> [Task to complete]
Scan the records below for the string "caption" and return every line where it appears.

= Beginning of Section =

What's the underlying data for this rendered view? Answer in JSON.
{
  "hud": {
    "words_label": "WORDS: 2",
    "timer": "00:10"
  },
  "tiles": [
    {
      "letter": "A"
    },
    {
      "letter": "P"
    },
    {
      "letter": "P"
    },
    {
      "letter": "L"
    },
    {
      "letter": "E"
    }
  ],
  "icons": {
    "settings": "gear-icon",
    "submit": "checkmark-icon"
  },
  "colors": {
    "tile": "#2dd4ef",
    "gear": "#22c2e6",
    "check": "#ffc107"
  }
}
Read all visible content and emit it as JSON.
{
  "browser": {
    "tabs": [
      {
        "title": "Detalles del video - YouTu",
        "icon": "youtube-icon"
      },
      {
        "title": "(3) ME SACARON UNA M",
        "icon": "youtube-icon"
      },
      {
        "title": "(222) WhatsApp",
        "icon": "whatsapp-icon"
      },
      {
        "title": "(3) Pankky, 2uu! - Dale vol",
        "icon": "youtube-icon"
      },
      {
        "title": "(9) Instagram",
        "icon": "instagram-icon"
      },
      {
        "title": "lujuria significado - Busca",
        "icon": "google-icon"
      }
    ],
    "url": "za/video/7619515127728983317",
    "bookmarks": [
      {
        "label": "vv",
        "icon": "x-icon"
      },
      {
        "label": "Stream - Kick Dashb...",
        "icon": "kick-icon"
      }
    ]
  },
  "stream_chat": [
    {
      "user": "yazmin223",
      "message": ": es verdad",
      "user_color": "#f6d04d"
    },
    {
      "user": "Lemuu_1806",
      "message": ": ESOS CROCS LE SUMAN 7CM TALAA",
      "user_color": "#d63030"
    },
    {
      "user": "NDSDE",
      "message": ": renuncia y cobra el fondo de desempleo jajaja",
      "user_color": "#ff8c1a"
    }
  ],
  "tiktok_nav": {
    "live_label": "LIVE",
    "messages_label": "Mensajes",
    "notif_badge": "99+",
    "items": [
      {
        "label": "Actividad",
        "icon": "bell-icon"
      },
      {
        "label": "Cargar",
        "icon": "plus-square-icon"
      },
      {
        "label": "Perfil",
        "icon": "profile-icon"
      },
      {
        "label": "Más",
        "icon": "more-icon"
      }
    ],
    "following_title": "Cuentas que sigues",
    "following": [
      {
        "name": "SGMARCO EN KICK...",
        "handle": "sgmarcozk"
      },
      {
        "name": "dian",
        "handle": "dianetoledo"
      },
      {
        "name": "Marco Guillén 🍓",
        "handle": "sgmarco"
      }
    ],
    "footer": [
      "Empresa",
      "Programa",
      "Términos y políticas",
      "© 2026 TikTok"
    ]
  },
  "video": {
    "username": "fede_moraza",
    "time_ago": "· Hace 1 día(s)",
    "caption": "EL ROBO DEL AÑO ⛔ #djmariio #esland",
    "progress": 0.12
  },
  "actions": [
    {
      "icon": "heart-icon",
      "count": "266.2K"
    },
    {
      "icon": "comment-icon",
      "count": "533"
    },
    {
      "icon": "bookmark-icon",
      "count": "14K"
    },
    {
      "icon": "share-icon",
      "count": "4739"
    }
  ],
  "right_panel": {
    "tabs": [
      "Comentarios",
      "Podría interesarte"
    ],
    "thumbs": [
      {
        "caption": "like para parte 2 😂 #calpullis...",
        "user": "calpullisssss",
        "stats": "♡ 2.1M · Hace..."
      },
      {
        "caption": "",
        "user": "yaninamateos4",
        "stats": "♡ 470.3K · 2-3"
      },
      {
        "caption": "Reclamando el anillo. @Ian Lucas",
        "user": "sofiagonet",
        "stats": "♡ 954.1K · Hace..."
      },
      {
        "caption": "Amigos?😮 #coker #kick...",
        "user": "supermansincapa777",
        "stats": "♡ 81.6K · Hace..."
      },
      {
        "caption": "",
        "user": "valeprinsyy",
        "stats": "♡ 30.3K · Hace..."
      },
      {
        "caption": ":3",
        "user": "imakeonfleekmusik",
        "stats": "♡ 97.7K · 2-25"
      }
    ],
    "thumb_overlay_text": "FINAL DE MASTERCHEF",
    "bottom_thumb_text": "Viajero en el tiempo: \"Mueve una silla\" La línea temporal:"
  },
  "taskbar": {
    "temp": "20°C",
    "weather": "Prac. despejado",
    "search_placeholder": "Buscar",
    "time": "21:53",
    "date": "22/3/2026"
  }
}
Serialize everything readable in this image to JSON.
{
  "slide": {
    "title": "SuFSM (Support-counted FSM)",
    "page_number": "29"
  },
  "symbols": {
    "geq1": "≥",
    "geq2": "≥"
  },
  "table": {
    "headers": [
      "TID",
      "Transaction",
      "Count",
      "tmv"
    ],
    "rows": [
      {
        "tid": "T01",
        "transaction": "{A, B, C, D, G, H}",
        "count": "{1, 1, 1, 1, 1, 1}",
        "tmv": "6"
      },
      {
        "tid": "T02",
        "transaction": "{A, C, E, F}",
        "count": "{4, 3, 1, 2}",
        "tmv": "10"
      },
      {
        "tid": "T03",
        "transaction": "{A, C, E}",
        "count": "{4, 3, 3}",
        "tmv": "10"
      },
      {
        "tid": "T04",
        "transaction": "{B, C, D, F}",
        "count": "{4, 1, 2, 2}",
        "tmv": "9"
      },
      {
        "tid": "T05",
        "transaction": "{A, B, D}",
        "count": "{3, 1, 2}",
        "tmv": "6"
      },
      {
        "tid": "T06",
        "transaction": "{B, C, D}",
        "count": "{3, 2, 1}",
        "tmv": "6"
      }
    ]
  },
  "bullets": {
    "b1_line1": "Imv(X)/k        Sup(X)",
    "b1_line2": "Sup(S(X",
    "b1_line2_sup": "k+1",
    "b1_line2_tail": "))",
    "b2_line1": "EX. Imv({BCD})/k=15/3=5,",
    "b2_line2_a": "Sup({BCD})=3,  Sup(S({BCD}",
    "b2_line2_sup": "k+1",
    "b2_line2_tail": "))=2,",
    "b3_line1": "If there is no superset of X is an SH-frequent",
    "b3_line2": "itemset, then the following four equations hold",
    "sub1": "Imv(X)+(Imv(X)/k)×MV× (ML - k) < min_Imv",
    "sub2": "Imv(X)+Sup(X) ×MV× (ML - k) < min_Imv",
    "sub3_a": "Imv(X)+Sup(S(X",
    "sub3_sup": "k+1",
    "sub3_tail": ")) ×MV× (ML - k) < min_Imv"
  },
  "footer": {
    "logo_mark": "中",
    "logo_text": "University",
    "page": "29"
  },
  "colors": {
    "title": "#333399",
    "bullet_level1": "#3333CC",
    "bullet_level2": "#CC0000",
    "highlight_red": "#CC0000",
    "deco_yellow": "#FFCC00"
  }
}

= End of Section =

> [Output of the exercise]
    "caption": "EL ROBO DEL AÑO ⛔ #djmariio #esland",
        "caption": "like para parte 2 😂 #calpullis...",
        "caption": "",
        "caption": "Reclamando el anillo. @Ian Lucas",
        "caption": "Amigos?😮 #coker #kick...",
        "caption": "",
        "caption": ":3",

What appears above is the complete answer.